Comet C/2012 S1 (ISON) continues to slowly brighten in the pre-dawn sky as it picks up speed and moves towards the Sun. Keen northern-hemisphere observers have been imaging the comet and are looking forward to a good apparition in mid-November and through most of December when the comet, if it survives its encounter with the Sun, will be at its brightest. But what are the prospects for seeing the comet from the southern hemisphere?
Through the rest of October and all of November, Comet ISON will follow the ecliptic and pass through the zodiacal constellations Leo, Virgo, and Libra before swinging around the Sun in Scorpius on November 28 (the 29th in Australia and New Zealand). If the comet is on the ecliptic, that means it’s visible in most populated parts of both hemispheres. As the map below shows, Comet ISON will be visible from the latitudes of Australia, New Zealand, and South Africa through all of November until it appears to vanish into the Sun late in the month. As of late October, the comet is too faint to see without a small telescope.

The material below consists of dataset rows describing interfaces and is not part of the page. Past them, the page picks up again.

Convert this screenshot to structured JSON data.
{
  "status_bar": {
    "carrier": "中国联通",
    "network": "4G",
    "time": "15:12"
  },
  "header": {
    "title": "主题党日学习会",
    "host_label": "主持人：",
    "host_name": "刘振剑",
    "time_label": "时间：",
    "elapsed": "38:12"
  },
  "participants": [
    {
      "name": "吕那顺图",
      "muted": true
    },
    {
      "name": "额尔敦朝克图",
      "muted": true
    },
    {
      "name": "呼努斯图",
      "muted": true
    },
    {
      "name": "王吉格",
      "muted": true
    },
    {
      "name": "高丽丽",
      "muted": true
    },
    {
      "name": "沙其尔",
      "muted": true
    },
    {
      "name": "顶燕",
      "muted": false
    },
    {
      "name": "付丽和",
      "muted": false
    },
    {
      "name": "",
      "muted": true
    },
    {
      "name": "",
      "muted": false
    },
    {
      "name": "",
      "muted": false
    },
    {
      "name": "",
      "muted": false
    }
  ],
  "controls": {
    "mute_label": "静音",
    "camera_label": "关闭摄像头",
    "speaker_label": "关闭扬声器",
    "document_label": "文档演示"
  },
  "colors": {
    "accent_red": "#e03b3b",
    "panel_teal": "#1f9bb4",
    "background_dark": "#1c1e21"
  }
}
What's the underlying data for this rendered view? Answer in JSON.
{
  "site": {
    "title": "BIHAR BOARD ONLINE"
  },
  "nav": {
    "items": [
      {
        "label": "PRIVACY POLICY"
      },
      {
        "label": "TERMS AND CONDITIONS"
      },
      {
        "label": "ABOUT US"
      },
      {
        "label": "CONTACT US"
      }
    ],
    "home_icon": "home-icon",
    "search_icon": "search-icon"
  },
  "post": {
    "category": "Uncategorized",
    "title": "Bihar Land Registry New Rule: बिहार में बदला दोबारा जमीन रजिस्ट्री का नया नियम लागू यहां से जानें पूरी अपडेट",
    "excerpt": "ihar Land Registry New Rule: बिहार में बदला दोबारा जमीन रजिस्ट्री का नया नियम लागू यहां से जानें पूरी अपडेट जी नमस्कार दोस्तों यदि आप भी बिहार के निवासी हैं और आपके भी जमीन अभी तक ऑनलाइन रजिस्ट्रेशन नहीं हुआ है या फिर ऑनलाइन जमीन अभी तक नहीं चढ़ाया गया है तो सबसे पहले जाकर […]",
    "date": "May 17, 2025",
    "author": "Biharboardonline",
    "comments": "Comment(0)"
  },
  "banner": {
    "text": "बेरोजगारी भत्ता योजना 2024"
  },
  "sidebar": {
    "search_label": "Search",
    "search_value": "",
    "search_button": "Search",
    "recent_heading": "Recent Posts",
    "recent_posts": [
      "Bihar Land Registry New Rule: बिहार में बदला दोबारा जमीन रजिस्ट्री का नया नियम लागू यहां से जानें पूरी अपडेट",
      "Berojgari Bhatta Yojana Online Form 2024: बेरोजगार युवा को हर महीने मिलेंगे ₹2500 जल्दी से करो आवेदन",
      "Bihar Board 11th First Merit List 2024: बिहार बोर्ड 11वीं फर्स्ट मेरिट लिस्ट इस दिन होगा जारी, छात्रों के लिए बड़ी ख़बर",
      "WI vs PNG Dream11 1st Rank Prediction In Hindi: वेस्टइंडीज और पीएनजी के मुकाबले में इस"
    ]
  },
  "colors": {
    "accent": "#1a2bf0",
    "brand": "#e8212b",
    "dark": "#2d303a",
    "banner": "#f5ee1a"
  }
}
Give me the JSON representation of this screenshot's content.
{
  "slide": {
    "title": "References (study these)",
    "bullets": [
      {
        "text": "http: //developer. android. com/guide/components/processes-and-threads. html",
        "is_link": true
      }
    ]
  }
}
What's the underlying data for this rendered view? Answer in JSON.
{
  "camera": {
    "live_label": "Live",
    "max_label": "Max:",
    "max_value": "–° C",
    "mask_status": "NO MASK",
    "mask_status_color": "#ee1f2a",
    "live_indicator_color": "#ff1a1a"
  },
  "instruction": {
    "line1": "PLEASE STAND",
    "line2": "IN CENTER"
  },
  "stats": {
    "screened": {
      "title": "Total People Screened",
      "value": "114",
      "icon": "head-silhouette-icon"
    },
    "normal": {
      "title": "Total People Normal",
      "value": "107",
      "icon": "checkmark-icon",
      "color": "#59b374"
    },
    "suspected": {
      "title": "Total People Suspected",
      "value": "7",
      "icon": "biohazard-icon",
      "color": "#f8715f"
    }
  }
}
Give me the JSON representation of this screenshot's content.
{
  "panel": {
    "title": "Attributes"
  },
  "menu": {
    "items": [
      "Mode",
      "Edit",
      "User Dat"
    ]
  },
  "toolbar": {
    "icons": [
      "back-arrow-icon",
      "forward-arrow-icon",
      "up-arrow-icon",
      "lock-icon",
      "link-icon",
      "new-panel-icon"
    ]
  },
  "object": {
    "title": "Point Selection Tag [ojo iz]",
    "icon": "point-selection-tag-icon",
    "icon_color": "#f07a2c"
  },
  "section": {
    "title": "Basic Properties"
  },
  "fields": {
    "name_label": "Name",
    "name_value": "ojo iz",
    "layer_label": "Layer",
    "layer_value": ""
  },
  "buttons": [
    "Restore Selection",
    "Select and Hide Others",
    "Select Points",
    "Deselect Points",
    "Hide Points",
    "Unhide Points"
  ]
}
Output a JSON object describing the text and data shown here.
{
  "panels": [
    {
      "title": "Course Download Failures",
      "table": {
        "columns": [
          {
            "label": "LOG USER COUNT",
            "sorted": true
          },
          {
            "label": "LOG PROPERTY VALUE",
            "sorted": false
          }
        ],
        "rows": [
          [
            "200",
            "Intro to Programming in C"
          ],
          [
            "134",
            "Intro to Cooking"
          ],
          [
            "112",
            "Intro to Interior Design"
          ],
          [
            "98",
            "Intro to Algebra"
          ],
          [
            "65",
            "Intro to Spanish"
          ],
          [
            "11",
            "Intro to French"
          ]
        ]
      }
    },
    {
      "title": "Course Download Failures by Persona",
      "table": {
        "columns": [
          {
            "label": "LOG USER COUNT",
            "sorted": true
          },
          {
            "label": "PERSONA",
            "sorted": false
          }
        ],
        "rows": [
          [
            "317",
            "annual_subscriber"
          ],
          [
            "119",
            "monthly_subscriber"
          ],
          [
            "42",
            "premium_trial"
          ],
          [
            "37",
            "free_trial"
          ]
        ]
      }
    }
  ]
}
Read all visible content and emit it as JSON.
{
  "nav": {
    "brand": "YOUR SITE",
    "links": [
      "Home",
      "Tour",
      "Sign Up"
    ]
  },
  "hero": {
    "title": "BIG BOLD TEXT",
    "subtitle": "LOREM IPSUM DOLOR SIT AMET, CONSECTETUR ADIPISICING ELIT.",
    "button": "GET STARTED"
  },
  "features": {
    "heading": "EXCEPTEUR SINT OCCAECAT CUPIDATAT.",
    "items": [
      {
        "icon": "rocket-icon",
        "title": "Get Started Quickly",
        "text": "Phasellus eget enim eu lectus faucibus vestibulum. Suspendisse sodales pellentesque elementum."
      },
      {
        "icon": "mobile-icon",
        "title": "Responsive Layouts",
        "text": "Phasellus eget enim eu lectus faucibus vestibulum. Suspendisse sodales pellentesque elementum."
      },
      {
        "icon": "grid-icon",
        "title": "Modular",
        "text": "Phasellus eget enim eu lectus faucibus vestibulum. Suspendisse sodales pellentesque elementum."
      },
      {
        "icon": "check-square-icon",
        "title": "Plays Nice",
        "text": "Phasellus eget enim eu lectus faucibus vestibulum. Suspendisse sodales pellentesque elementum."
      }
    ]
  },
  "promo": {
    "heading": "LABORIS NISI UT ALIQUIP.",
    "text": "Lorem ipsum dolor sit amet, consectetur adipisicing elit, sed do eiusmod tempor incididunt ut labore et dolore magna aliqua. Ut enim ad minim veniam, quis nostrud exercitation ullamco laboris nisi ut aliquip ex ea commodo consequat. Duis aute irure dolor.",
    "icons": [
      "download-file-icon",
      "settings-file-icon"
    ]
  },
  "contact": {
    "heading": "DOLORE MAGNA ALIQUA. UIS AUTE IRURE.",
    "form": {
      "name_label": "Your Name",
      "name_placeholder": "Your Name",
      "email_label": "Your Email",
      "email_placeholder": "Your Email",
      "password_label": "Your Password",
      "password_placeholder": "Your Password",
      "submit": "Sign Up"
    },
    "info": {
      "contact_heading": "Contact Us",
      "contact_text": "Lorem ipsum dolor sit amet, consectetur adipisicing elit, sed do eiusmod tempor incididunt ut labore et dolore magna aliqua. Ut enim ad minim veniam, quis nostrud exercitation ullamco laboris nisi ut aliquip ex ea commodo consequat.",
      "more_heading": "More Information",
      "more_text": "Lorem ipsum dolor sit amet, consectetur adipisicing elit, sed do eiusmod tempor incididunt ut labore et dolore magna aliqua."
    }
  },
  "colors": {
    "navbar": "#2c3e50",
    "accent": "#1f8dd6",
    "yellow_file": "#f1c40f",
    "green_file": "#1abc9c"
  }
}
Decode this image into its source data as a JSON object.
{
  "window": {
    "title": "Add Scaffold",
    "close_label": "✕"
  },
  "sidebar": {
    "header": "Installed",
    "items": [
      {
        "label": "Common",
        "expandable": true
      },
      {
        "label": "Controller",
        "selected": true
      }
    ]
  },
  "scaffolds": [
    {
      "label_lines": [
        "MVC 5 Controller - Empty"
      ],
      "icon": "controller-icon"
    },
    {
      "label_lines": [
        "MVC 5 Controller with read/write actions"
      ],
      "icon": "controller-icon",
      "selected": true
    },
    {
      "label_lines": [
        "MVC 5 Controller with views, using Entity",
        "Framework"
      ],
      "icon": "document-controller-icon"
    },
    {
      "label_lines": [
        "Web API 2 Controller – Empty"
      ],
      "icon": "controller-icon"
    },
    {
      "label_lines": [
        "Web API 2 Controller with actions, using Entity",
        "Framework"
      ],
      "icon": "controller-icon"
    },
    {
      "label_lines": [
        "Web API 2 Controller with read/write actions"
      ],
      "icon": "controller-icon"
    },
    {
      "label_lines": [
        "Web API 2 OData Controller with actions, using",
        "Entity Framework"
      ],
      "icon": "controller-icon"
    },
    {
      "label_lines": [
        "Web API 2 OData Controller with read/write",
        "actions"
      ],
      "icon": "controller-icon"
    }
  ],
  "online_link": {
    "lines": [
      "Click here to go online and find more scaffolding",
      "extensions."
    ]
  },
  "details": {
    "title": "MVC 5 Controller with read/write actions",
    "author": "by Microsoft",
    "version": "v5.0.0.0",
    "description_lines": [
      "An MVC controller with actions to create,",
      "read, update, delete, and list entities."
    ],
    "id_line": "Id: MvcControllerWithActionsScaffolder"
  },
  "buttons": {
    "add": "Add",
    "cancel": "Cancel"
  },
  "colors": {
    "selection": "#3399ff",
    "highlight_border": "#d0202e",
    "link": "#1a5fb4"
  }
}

It may brighten through November to be easily observable in binoculars or without optical aid.
NOTE: As the comet gets within a few degrees of the Sun at the end of November, all observers must take care not to accidentally look at the Sun with binoculars or a telescope while trying to see the comet.
After the comet reaches perihelion on November 28 and swings around the Sun, that’s the end of the show for deep-southern observers. ISON will only become visible in the northern hemisphere from then onward. In fact in early-to-mid January, the comet will pass through far-northern constellations and pass close to Polaris. Have a look at the detailed map in the Crash Course on Comet ISON.
(Image of Comet ISON at top of page courtesy Terry Hancock and Cliff Spohn).
There is a glimmer of hope for sub-tropical observers in the southern hemisphere. In mid-December, the comet will be just a few degrees above the horizon as seen, for example, from northern Australia. The tail of the comet, if it grows long, may also be visible higher above the horizon from sub-tropical latitudes. But south of that, the head of the comet will not be visible. The map below gives you an idea what to look for on, for example, December 16, 2013 in the east-northeastern sky before dawn from Darwin, Australia.